Where a line holds the word "قرارداد", copy that line from the data below.
----------------
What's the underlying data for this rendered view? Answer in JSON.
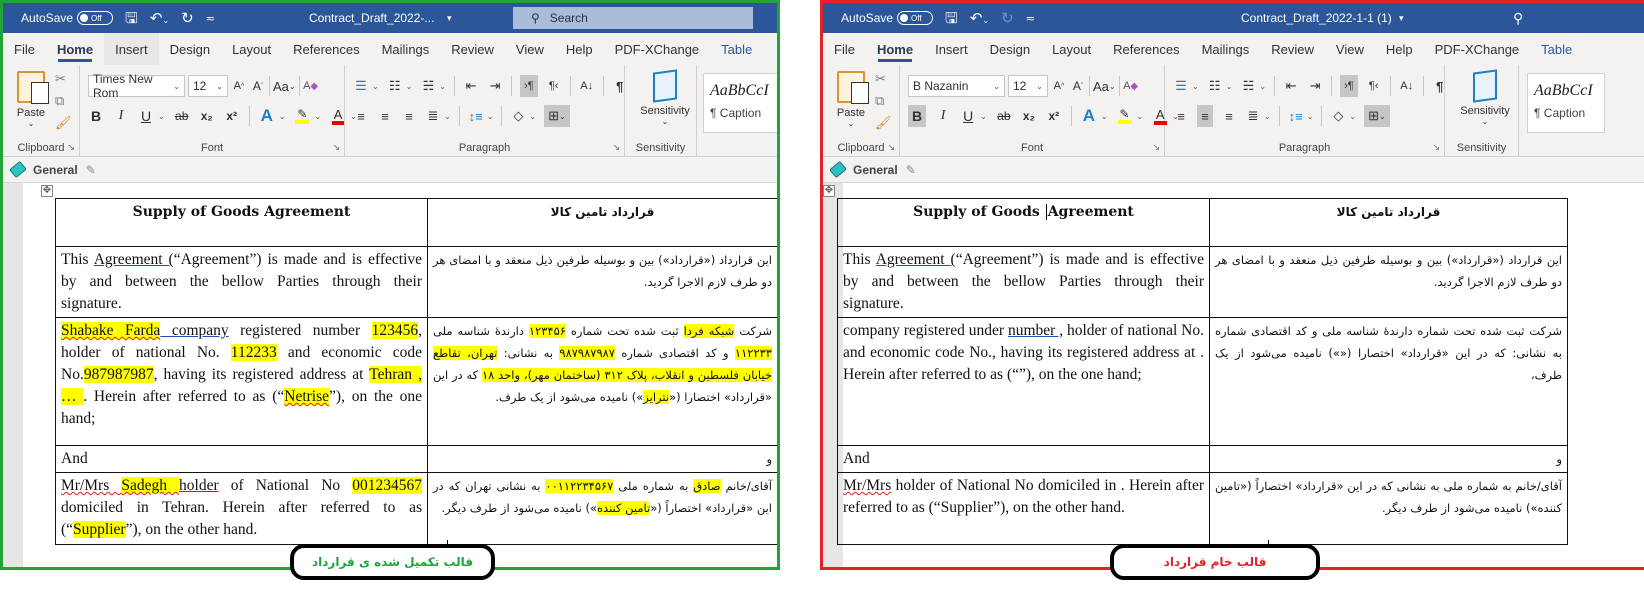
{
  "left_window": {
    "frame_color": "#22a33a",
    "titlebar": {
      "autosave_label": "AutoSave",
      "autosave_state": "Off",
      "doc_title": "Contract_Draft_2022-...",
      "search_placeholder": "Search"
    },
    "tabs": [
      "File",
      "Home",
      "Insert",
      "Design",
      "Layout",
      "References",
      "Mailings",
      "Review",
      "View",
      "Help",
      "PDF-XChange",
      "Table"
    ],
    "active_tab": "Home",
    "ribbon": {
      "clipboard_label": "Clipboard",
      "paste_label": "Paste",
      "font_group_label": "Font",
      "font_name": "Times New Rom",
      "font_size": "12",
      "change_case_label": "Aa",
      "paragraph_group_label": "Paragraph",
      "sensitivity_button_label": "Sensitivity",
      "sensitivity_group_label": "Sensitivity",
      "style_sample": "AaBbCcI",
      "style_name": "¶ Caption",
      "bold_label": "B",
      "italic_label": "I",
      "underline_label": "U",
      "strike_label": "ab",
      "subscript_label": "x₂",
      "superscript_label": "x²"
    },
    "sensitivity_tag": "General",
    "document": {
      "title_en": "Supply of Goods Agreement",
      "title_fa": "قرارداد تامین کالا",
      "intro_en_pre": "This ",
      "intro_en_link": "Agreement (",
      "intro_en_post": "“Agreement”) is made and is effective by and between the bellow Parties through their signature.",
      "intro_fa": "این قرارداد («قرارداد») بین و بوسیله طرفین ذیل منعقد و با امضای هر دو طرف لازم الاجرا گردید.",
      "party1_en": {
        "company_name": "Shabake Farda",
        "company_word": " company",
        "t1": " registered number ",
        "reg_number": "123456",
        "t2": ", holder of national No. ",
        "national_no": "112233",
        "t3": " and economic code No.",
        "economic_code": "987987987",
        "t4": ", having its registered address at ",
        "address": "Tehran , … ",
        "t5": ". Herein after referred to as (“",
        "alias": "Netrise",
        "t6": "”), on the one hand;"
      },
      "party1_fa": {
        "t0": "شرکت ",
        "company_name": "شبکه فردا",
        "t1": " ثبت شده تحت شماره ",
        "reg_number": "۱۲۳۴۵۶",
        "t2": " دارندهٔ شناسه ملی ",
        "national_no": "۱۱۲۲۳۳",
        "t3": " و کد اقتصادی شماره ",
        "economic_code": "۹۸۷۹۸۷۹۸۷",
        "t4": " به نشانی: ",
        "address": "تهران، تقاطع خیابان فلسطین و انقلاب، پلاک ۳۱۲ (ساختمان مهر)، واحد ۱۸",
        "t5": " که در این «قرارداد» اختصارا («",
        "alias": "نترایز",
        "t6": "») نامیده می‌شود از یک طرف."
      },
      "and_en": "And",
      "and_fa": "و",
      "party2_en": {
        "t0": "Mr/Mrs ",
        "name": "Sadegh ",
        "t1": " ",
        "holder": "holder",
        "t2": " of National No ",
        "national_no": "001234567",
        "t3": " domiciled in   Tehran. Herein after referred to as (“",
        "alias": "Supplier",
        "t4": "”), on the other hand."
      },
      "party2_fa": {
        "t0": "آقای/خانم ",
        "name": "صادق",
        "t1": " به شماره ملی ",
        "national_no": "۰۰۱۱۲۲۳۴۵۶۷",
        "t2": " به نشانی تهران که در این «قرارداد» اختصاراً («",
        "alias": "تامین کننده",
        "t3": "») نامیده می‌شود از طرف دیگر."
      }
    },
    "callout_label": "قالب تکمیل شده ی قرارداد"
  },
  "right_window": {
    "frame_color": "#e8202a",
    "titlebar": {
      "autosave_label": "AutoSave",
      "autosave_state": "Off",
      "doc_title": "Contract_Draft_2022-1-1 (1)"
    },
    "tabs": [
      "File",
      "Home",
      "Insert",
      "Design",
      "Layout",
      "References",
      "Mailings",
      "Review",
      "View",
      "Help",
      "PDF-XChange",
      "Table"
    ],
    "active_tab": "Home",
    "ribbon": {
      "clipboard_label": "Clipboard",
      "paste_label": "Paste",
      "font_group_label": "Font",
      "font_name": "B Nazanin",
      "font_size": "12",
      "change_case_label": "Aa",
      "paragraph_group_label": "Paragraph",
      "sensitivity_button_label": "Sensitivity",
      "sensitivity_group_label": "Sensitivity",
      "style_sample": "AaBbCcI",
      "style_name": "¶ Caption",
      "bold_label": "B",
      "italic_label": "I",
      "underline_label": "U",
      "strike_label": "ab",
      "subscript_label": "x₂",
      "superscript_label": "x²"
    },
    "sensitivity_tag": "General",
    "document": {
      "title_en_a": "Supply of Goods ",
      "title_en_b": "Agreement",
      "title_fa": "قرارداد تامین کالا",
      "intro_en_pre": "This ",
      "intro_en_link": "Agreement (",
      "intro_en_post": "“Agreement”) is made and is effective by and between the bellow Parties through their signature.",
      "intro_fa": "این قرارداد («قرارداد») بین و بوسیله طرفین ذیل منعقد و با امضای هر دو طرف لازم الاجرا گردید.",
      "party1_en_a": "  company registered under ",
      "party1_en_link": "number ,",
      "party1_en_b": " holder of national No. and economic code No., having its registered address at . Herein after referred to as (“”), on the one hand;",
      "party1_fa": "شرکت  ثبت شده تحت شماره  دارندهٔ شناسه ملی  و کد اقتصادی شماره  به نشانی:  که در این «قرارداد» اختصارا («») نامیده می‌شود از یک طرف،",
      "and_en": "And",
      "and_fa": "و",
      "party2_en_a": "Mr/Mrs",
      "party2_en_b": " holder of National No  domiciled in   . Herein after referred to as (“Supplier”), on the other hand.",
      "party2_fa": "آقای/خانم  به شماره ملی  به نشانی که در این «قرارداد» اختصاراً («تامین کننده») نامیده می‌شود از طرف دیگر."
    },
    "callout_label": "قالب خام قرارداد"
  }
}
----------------
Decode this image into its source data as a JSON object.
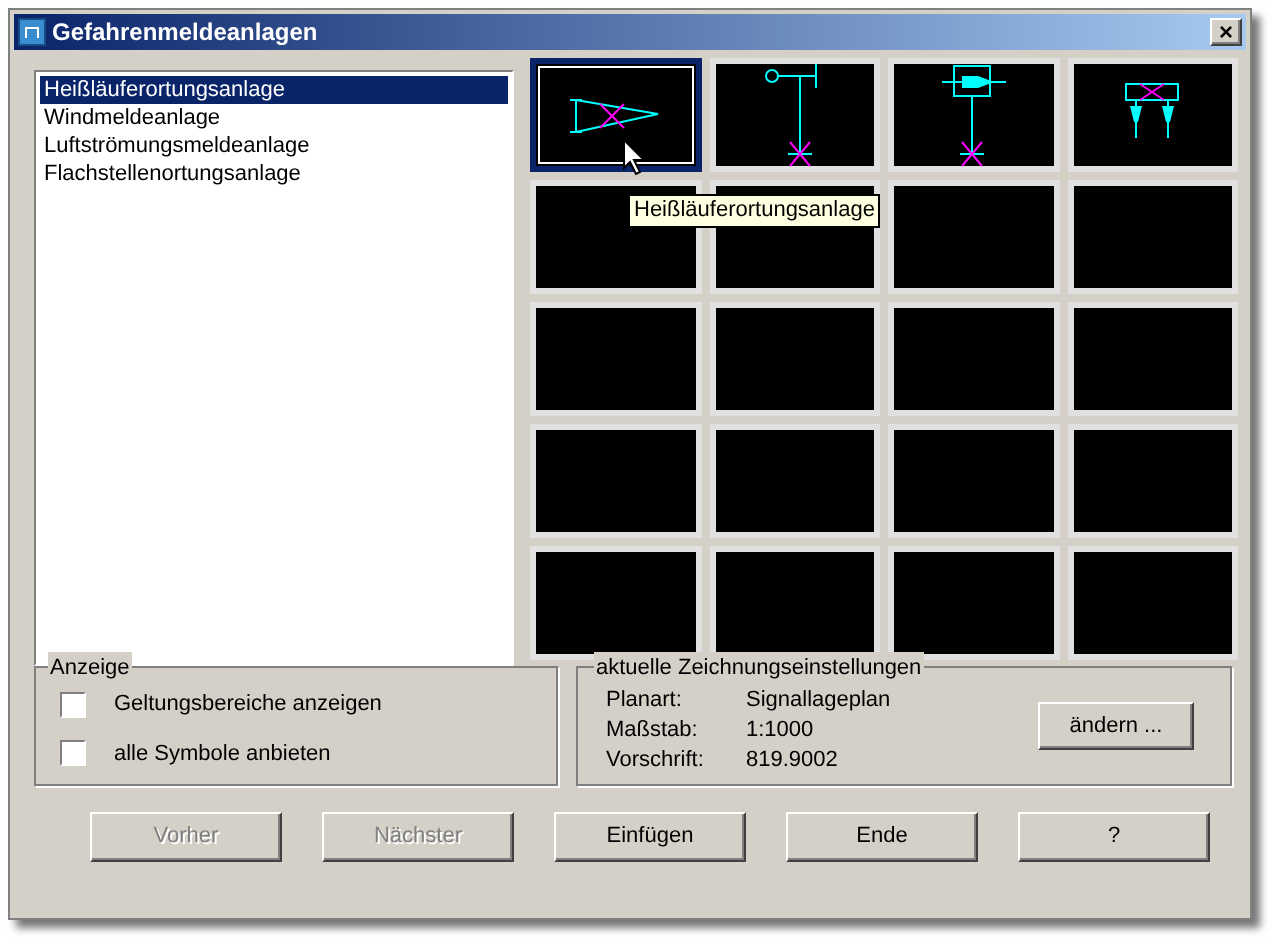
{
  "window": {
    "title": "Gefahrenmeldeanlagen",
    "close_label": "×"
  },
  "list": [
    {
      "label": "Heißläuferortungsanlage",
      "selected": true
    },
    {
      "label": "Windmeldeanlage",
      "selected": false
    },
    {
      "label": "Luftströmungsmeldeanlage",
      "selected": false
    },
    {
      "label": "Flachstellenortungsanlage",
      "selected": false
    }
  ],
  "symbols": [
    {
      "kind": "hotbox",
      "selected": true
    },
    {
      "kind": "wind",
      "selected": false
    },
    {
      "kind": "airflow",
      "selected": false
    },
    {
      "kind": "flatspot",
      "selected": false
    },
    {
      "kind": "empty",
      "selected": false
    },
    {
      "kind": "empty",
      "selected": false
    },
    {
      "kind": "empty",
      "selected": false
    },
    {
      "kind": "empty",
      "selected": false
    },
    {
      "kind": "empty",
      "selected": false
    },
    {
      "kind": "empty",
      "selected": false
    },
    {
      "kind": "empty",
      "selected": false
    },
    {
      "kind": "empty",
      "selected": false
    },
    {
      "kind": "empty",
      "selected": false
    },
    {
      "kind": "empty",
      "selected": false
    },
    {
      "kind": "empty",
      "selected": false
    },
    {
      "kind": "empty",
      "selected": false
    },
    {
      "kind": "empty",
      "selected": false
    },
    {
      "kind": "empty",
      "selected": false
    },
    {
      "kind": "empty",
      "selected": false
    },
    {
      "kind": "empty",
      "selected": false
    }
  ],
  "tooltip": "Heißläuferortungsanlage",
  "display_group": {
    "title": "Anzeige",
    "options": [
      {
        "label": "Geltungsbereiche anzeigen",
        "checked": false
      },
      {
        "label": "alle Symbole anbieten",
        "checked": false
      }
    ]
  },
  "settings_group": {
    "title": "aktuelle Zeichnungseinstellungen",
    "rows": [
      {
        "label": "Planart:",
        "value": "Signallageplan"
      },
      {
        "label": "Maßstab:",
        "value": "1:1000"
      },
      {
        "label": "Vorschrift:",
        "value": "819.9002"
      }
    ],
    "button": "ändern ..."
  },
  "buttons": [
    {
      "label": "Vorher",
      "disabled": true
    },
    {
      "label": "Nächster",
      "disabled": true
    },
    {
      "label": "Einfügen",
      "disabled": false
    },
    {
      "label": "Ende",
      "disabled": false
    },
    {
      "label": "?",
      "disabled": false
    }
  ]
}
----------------
Reply:
      "title_fa": "قرارداد تامین کالا",
      "intro_fa": "این قرارداد («قرارداد») بین و بوسیله طرفین ذیل منعقد و با امضای هر دو طرف لازم الاجرا گردید.",
        "t5": " که در این «قرارداد» اختصارا («",
        "t2": " به نشانی تهران که در این «قرارداد» اختصاراً («",
    "callout_label": "قالب تکمیل شده ی قرارداد"
      "title_fa": "قرارداد تامین کالا",
      "intro_fa": "این قرارداد («قرارداد») بین و بوسیله طرفین ذیل منعقد و با امضای هر دو طرف لازم الاجرا گردید.",
      "party1_fa": "شرکت  ثبت شده تحت شماره  دارندهٔ شناسه ملی  و کد اقتصادی شماره  به نشانی:  که در این «قرارداد» اختصارا («») نامیده می‌شود از یک طرف،",
      "party2_fa": "آقای/خانم  به شماره ملی  به نشانی که در این «قرارداد» اختصاراً («تامین کننده») نامیده می‌شود از طرف دیگر."
    "callout_label": "قالب خام قرارداد"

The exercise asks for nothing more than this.